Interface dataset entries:
◇ ◇ ◇ ◇ ◇
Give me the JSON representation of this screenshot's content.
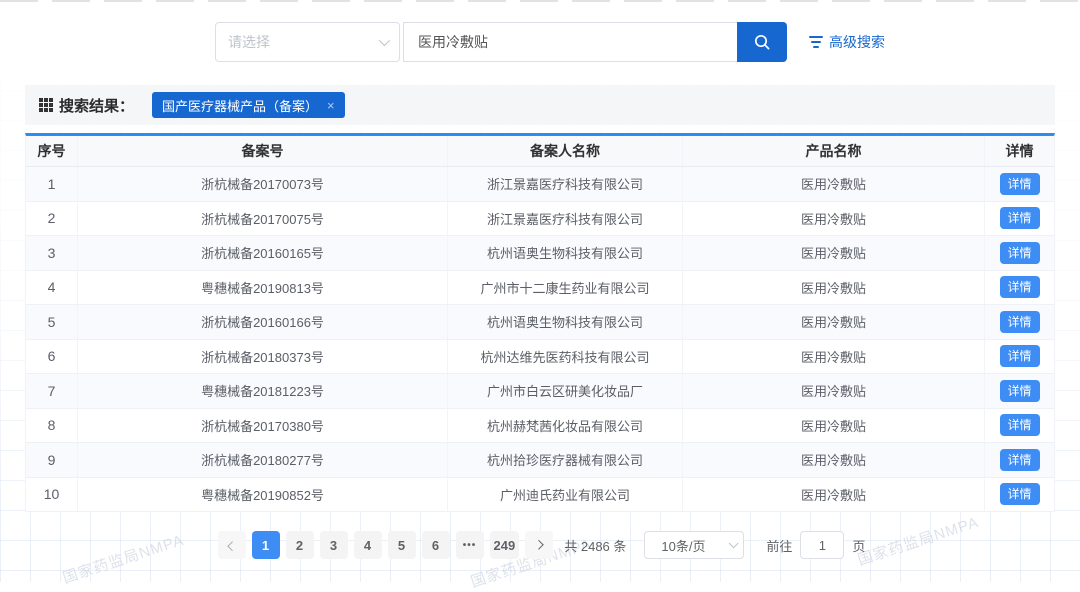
{
  "colors": {
    "primary_blue": "#1767d1",
    "button_blue": "#3d8df5",
    "table_top_border": "#2d8cf0"
  },
  "search": {
    "select_placeholder": "请选择",
    "query": "医用冷敷贴",
    "advanced_label": "高级搜索"
  },
  "results": {
    "label": "搜索结果：",
    "tag": "国产医疗器械产品（备案）",
    "tag_close": "×"
  },
  "table": {
    "columns": [
      "序号",
      "备案号",
      "备案人名称",
      "产品名称",
      "详情"
    ],
    "detail_label": "详情",
    "rows": [
      {
        "no": "1",
        "record_no": "浙杭械备20170073号",
        "registrant": "浙江景嘉医疗科技有限公司",
        "product": "医用冷敷贴"
      },
      {
        "no": "2",
        "record_no": "浙杭械备20170075号",
        "registrant": "浙江景嘉医疗科技有限公司",
        "product": "医用冷敷贴"
      },
      {
        "no": "3",
        "record_no": "浙杭械备20160165号",
        "registrant": "杭州语奥生物科技有限公司",
        "product": "医用冷敷贴"
      },
      {
        "no": "4",
        "record_no": "粤穗械备20190813号",
        "registrant": "广州市十二康生药业有限公司",
        "product": "医用冷敷贴"
      },
      {
        "no": "5",
        "record_no": "浙杭械备20160166号",
        "registrant": "杭州语奥生物科技有限公司",
        "product": "医用冷敷贴"
      },
      {
        "no": "6",
        "record_no": "浙杭械备20180373号",
        "registrant": "杭州达维先医药科技有限公司",
        "product": "医用冷敷贴"
      },
      {
        "no": "7",
        "record_no": "粤穗械备20181223号",
        "registrant": "广州市白云区研美化妆品厂",
        "product": "医用冷敷贴"
      },
      {
        "no": "8",
        "record_no": "浙杭械备20170380号",
        "registrant": "杭州赫梵茜化妆品有限公司",
        "product": "医用冷敷贴"
      },
      {
        "no": "9",
        "record_no": "浙杭械备20180277号",
        "registrant": "杭州拾珍医疗器械有限公司",
        "product": "医用冷敷贴"
      },
      {
        "no": "10",
        "record_no": "粤穗械备20190852号",
        "registrant": "广州迪氏药业有限公司",
        "product": "医用冷敷贴"
      }
    ]
  },
  "pagination": {
    "pages": [
      "1",
      "2",
      "3",
      "4",
      "5",
      "6",
      "•••",
      "249"
    ],
    "active_page": "1",
    "total_label": "共 2486 条",
    "page_size": "10条/页",
    "goto_label": "前往",
    "goto_value": "1",
    "page_unit": "页"
  },
  "watermark": "国家药监局NMPA"
}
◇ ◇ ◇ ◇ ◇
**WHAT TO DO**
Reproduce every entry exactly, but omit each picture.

**ANSWER**
Give me the JSON representation of this screenshot's content.
{
  "colors": {
    "primary_blue": "#1767d1",
    "button_blue": "#3d8df5",
    "table_top_border": "#2d8cf0"
  },
  "search": {
    "select_placeholder": "请选择",
    "query": "医用冷敷贴",
    "advanced_label": "高级搜索"
  },
  "results": {
    "label": "搜索结果：",
    "tag": "国产医疗器械产品（备案）",
    "tag_close": "×"
  },
  "table": {
    "columns": [
      "序号",
      "备案号",
      "备案人名称",
      "产品名称",
      "详情"
    ],
    "detail_label": "详情",
    "rows": [
      {
        "no": "1",
        "record_no": "浙杭械备20170073号",
        "registrant": "浙江景嘉医疗科技有限公司",
        "product": "医用冷敷贴"
      },
      {
        "no": "2",
        "record_no": "浙杭械备20170075号",
        "registrant": "浙江景嘉医疗科技有限公司",
        "product": "医用冷敷贴"
      },
      {
        "no": "3",
        "record_no": "浙杭械备20160165号",
        "registrant": "杭州语奥生物科技有限公司",
        "product": "医用冷敷贴"
      },
      {
        "no": "4",
        "record_no": "粤穗械备20190813号",
        "registrant": "广州市十二康生药业有限公司",
        "product": "医用冷敷贴"
      },
      {
        "no": "5",
        "record_no": "浙杭械备20160166号",
        "registrant": "杭州语奥生物科技有限公司",
        "product": "医用冷敷贴"
      },
      {
        "no": "6",
        "record_no": "浙杭械备20180373号",
        "registrant": "杭州达维先医药科技有限公司",
        "product": "医用冷敷贴"
      },
      {
        "no": "7",
        "record_no": "粤穗械备20181223号",
        "registrant": "广州市白云区研美化妆品厂",
        "product": "医用冷敷贴"
      },
      {
        "no": "8",
        "record_no": "浙杭械备20170380号",
        "registrant": "杭州赫梵茜化妆品有限公司",
        "product": "医用冷敷贴"
      },
      {
        "no": "9",
        "record_no": "浙杭械备20180277号",
        "registrant": "杭州拾珍医疗器械有限公司",
        "product": "医用冷敷贴"
      },
      {
        "no": "10",
        "record_no": "粤穗械备20190852号",
        "registrant": "广州迪氏药业有限公司",
        "product": "医用冷敷贴"
      }
    ]
  },
  "pagination": {
    "pages": [
      "1",
      "2",
      "3",
      "4",
      "5",
      "6",
      "•••",
      "249"
    ],
    "active_page": "1",
    "total_label": "共 2486 条",
    "page_size": "10条/页",
    "goto_label": "前往",
    "goto_value": "1",
    "page_unit": "页"
  },
  "watermark": "国家药监局NMPA"
}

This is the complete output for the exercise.